About an hour into The International (though it felt like three) Clive Owen and Armin Mueller-Stahl are in New York’s Guggenheim Museum when all hell breaks loose. Owen is tracking an assassin handled by Mueller-Stahl, and the guys footing the killer’s bill don’t like that. So we’re treated to a ten-minute shootout more crisply directed than most action since John Woo’s first exit from Hong Kong. Video installations are blown to hell, Clive Owen nearly has his ear shot off and the skills that Tom Tykwer has occasionally brought to bear in other films roar to life.
Then the scene ends, leaving a perfect replica of the Guggenheim riddled with bullet holes and The International with the responsibility of following up a show-stopping sequence that barely belonged in the movie in the first place.
The film’s central argument is that multi-national banks are evil. (Or, in more proper movie villain voice, ‘eeeeeevill’.) That would have been mostly preposterous a year ago but is laughably silly in the economy of early 2009. Novice screenwriter Eric Singer’s script is a throwaway Dateline NBC story dressed up as Three Days of the Condor, an attempt to leverage the audience’s dread of credit card statements into a unified distrust of Big Business.
(And on easy marks, it works. “Mm-hmm!” agreed the guy next to me as the power of debt was explained.)

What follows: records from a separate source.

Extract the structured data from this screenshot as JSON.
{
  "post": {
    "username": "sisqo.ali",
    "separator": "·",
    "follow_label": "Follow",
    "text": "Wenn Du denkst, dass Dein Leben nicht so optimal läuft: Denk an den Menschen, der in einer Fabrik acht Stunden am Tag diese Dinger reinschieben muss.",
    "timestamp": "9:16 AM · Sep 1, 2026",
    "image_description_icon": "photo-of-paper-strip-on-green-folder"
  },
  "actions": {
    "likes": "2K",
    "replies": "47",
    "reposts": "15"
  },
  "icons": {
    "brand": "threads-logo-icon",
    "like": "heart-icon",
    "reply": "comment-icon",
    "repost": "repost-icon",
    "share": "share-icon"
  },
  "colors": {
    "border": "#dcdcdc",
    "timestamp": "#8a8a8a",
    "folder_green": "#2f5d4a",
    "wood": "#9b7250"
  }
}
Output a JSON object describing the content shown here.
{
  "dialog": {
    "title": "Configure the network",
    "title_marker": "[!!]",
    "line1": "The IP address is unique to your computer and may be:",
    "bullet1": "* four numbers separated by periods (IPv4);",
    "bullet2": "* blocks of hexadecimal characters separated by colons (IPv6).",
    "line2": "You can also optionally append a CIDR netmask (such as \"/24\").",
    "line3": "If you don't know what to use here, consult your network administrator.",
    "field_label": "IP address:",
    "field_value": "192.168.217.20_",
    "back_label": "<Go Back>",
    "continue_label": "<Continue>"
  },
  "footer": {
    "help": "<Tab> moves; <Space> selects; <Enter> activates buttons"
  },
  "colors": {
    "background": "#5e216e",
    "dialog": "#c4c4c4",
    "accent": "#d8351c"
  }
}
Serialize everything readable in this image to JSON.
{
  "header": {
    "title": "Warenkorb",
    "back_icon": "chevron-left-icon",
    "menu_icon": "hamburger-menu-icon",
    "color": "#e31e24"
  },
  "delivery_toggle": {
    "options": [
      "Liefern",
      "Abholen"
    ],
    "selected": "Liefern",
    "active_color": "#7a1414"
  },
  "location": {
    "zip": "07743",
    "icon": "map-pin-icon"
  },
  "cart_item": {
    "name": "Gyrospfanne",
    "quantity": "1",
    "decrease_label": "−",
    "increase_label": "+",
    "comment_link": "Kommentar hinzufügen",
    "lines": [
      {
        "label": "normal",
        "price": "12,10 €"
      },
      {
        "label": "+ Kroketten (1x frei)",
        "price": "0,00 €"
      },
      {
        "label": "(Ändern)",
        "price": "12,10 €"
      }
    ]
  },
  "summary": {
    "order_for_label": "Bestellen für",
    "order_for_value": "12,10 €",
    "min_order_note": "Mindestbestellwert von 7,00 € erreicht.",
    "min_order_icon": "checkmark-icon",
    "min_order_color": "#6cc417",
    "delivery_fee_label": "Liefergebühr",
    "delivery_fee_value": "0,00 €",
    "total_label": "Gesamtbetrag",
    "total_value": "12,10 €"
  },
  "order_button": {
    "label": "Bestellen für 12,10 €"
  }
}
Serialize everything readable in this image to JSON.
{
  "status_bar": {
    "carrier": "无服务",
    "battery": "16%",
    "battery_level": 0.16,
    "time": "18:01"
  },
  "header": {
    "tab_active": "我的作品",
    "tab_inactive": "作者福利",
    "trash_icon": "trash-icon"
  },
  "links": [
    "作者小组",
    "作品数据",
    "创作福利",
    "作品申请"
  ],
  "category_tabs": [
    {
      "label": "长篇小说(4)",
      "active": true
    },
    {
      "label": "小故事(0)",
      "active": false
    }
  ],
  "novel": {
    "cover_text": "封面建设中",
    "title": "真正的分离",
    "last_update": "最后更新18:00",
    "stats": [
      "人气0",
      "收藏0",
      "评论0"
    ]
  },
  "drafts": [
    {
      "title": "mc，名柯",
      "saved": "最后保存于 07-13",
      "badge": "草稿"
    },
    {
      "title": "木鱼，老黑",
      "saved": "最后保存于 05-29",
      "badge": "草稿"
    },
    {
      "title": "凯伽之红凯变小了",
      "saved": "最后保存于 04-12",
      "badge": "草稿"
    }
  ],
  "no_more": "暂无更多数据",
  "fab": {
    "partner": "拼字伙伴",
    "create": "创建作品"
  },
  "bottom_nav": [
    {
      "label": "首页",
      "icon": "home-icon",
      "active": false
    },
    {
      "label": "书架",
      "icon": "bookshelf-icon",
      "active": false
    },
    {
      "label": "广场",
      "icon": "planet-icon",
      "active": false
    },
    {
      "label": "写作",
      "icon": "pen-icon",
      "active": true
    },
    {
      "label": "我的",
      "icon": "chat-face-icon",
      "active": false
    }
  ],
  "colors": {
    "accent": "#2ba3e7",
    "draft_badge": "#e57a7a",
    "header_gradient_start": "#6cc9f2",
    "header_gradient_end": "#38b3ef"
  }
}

Even without the economic crisis that moots the script’s conceit, the film’s central bank ends up being dumb, rather than sinister. Controlled by an easygoing Swede who turns to his pre-teen son for counsel, the firm is attempting to push an arms deal that will be the gateway to controlling the flow of Chinese arms to the Middle East. Rather than enacting economic revenge on their enemies, the CEO and his hangers-on employ an assassin to dispose of malcontents. And, to ensure the plot has forward traction, said assassin has a physical defect that makes for easy identification.
Tracking the bank’s actions is Agent Salinger of Interpol (Clive Owen) and Eleanor Whitman (Naomi Watts)of the NYC District Attorney’s office. I can only surmise that Salinger is intentionally named after the famous recluse; he’s a total non-entity. Owen is good enough to breathe life into his shell of a character, but out of the context of this story Salinger doesn’t exist. It’s like he’s a replicant turned on right before the first scene and imbued with a Scotland Yard backstory, then turned off as soon as the credits roll.
Ironically Whitman has a fuller presence — she’s got a family, conflict at her job and a small moral decision to make — but she drops in and out of the story so frequently as to have no lasting effect. Far more realized is Brian F. O’Byrne as the assassin; his few minutes of action in the Guggenheim vividly draw him as practical, decisive and skilled.
With the exception of the Guggenheim sequence, Tykwer directs like he’s making plastic gadget packaging. His film is slick, superficial and free of any depth. Scenes of tension are scored with a theme that sounds like a ringtone and ominous glass and concrete architecture is seemingly meant to fill in character gaps left by the script.
Stilted and graced with barely a pulse, The International only comes to life for that brief shootout, which feels like a tacked-on ploy to wake the audience from their stupor. It’s a chase movie with no momentum, a business thriller without even the acumen to run a lemonade stand, a paranoid delusion held by no one.